He did! The bear ran out behind us quickly across the road and down the hill out of sight towards the lake but not before we got this snap of him. Although the colour of its coat is brown, this was a black bear. You can tell because of its size, the shape of the face and the lack of a lump on the back of his neck which grizzlies have. Roughly 50% of all black bears have brown coats. It was an amazing sight and it just topped of an unbelievable day.
On our way back we noticed lots of little Columbian Ground Squirrels running around and couldn’t help but stop to take some snaps of them..
We also stopped at the dam where we saw wolves earlier to see if they may still be there but they were nowhere to be seen, so instead we took some shots of the scenery we missed when we were too busy watching the wolves.
We then started the long drive home but made sure we went back by the scenic route to take in that view of Two Medicine once again. We ended up getting back to our motel late but we had one of the best days of our long trip and we nodded off pretty quickly. The next day we headed back into Apgar Village to drop off our unused bear spray, sit by Lake McDonald and get some presents for our family and friends before heading on towards Seattle.
The main things we would thoroughly consider for our return trip to Glacier (it is on the cards!) are;
1.) Make sure you have enough time to see everything you want to. We only had two days which meant a lot of driving but there are so many beautiful walks to do in Glacier we wish we could have done more than just the walk to Avalanche Lake. If we were going to go back we would probably give ourselves a week to truly enjoy everything the park has to offer. With extra time other places we would love to explore are; Logan’s Pass, Two Medicine and the Waterton Lakes.
2.) Aim to visit when the Going-to-the-Sun Road is completely open. There is no set date in summer when it officially opens but it is usually open by mid July at the latest- you can check the parks website page regularly for updates on the road. We say this because all the rangers we spoke to and locals kept telling us that the best place for scenery and wildlife in Glacier is at Logan’s Pass and the rest of the park pales in comparison to it ( which I still can’t get my head around judging by how incredible the bits of the park we saw were). It’s seemingly far easier to see bears at a safe distance at Logan’s Pass as well as Mountain Goats which the park is famous for but we didn’t get a chance to spot ourselves. To see Wolves in Glacier though you have to be incredibly lucky, so if that’s what you’re into, definitely take a trip to Yellowstone after Glacier (See our Yellowstone post).
3.) We stayed in a lovely motel in Columbia Falls only 15 minutes from the West Entrance which came in under our budget of £50 a night which was fantastic. It meant we had easy access to the park, if the Going-to-the-Sun Road was fully open it would have been ideal. More expensive options would be to stay in the lodges within the park at Lake McDonald and at Many Glacier which makes it even easier to get to the walks or areas you want to be earlier. For us the East side at Many Glacier was the most spectacular with most wildlife and when we go back we would probably stay over there.

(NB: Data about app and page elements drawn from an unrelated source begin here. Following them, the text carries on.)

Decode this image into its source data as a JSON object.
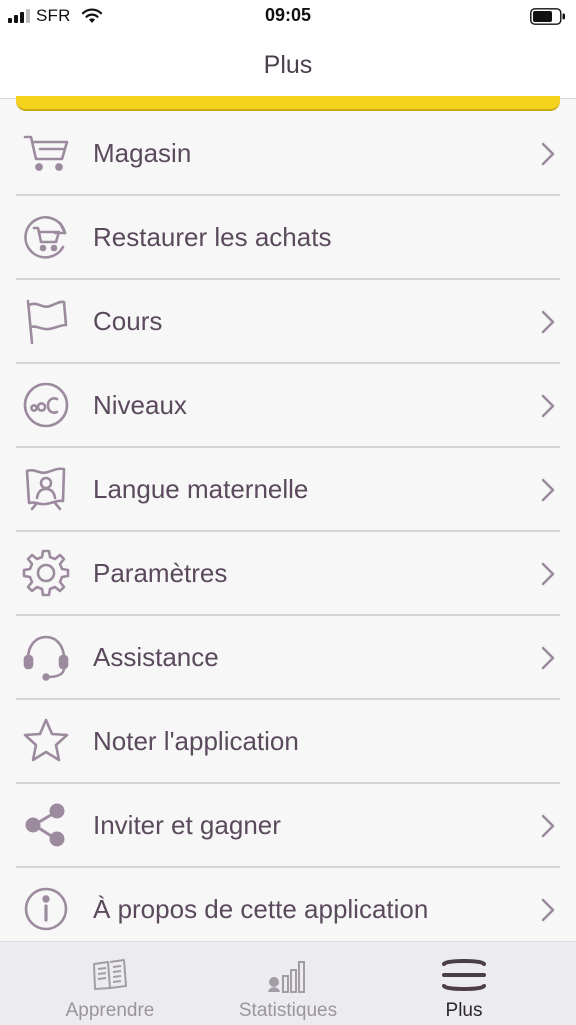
{
  "status_bar": {
    "carrier": "SFR",
    "time": "09:05"
  },
  "header": {
    "title": "Plus"
  },
  "menu": {
    "items": [
      {
        "label": "Magasin",
        "icon": "cart-icon",
        "has_chevron": true
      },
      {
        "label": "Restaurer les achats",
        "icon": "restore-purchases-icon",
        "has_chevron": false
      },
      {
        "label": "Cours",
        "icon": "flag-icon",
        "has_chevron": true
      },
      {
        "label": "Niveaux",
        "icon": "levels-icon",
        "has_chevron": true
      },
      {
        "label": "Langue maternelle",
        "icon": "native-language-icon",
        "has_chevron": true
      },
      {
        "label": "Paramètres",
        "icon": "gear-icon",
        "has_chevron": true
      },
      {
        "label": "Assistance",
        "icon": "headset-icon",
        "has_chevron": true
      },
      {
        "label": "Noter l'application",
        "icon": "star-icon",
        "has_chevron": false
      },
      {
        "label": "Inviter et gagner",
        "icon": "share-icon",
        "has_chevron": true
      },
      {
        "label": "À propos de cette application",
        "icon": "info-icon",
        "has_chevron": true
      }
    ]
  },
  "tab_bar": {
    "tabs": [
      {
        "label": "Apprendre",
        "icon": "book-icon",
        "active": false
      },
      {
        "label": "Statistiques",
        "icon": "stats-icon",
        "active": false
      },
      {
        "label": "Plus",
        "icon": "menu-icon",
        "active": true
      }
    ]
  },
  "colors": {
    "accent_text": "#5b4a5d",
    "icon": "#9c8a9e",
    "banner": "#f5d21c"
  }
}
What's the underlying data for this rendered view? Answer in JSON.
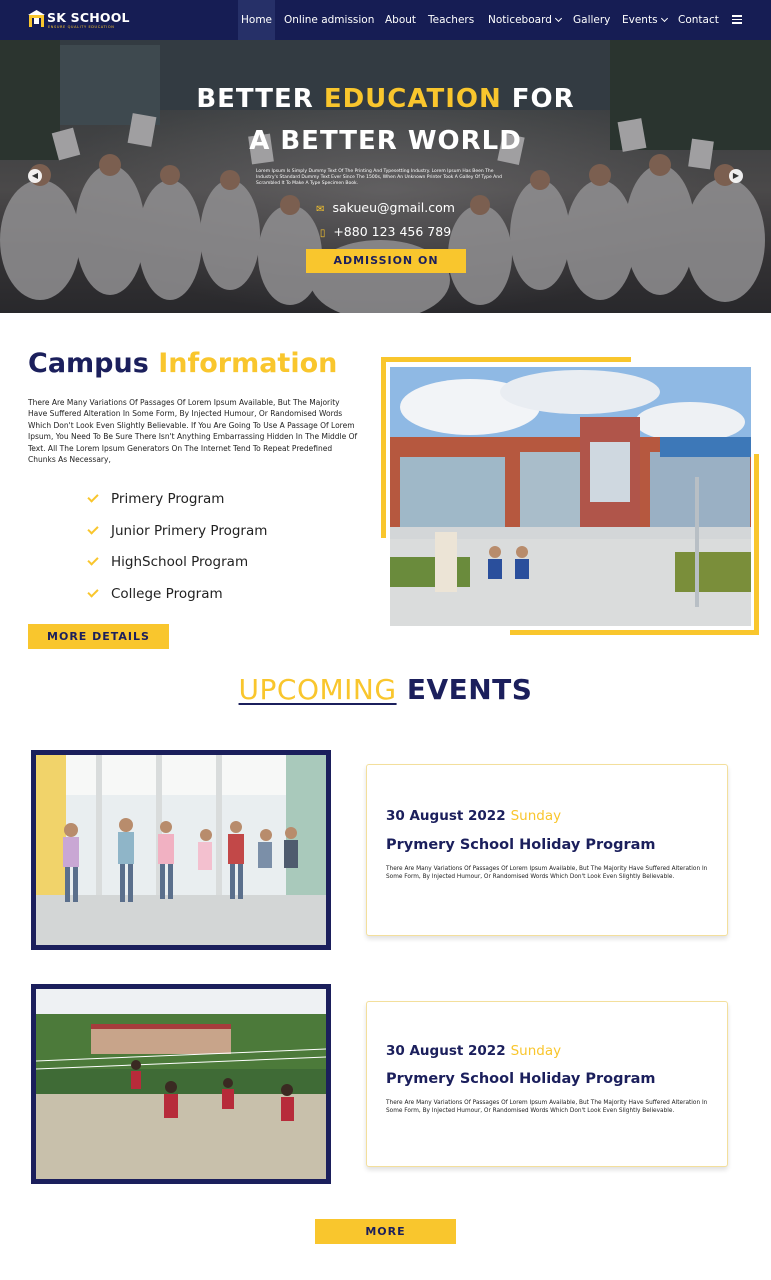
{
  "brand": {
    "name": "SK SCHOOL",
    "tagline": "ENSURE QUALITY EDUCATION",
    "colors": {
      "navy": "#161d54",
      "yellow": "#f9c62d"
    }
  },
  "nav": {
    "items": [
      {
        "label": "Home",
        "active": true
      },
      {
        "label": "Online admission"
      },
      {
        "label": "About"
      },
      {
        "label": "Teachers"
      },
      {
        "label": "Noticeboard",
        "dropdown": true
      },
      {
        "label": "Gallery"
      },
      {
        "label": "Events",
        "dropdown": true
      },
      {
        "label": "Contact"
      }
    ],
    "menu_icon": "hamburger-icon"
  },
  "hero": {
    "title_line1_a": "BETTER ",
    "title_line1_hl": "EDUCATION",
    "title_line1_b": " FOR",
    "title_line2": "A BETTER WORLD",
    "description": "Lorem Ipsum Is Simply Dummy Text Of The Printing And Typesetting Industry. Lorem Ipsum Has Been The Industry's Standard Dummy Text Ever Since The 1500s, When An Unknown Printer Took A Galley Of Type And Scrambled It To Make A Type Specimen Book.",
    "email": "sakueu@gmail.com",
    "phone": "+880 123 456 789",
    "button": "ADMISSION ON"
  },
  "campus": {
    "title_a": "Campus",
    "title_hl": "Information",
    "description": "There Are Many Variations Of Passages Of Lorem Ipsum Available, But The Majority Have Suffered Alteration In Some Form, By Injected Humour, Or Randomised Words Which Don't Look Even Slightly Believable. If You Are Going To Use A Passage Of Lorem Ipsum, You Need To Be Sure There Isn't Anything Embarrassing Hidden In The Middle Of Text. All The Lorem Ipsum Generators On The Internet Tend To Repeat Predefined Chunks As Necessary,",
    "programs": [
      "Primery Program",
      "Junior Primery Program",
      "HighSchool Program",
      "College Program"
    ],
    "button": "MORE DETAILS"
  },
  "events": {
    "title_hl": "UPCOMING",
    "title_b": "EVENTS",
    "items": [
      {
        "date": "30 August 2022",
        "day": "Sunday",
        "name": "Prymery School Holiday Program",
        "description": "There Are Many Variations Of Passages Of Lorem Ipsum Available, But The Majority Have Suffered Alteration In Some Form, By Injected Humour, Or Randomised Words Which Don't Look Even Slightly Believable."
      },
      {
        "date": "30 August 2022",
        "day": "Sunday",
        "name": "Prymery School Holiday Program",
        "description": "There Are Many Variations Of Passages Of Lorem Ipsum Available, But The Majority Have Suffered Alteration In Some Form, By Injected Humour, Or Randomised Words Which Don't Look Even Slightly Believable."
      }
    ],
    "more_button": "MORE"
  }
}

4.) As we mentioned previously, if you are going walking make sure you have bear spray and know how to use it. Our rental cost was $10 a day but if you do find yourself in a Walmart before you get to Glacier or Yellowstone you can buy bear spray for $30 (we saw bear spray retailing at $60-70 in the park). You could try and sell your unused can to another visitor at the end of your trip for half as much and save yourself a good bit of cash which we heard was quite common.
If you have any questions about our time in Glacier send us your question and we’ll answer it as best as we can.
Until our next post,
Kirsten & Elliot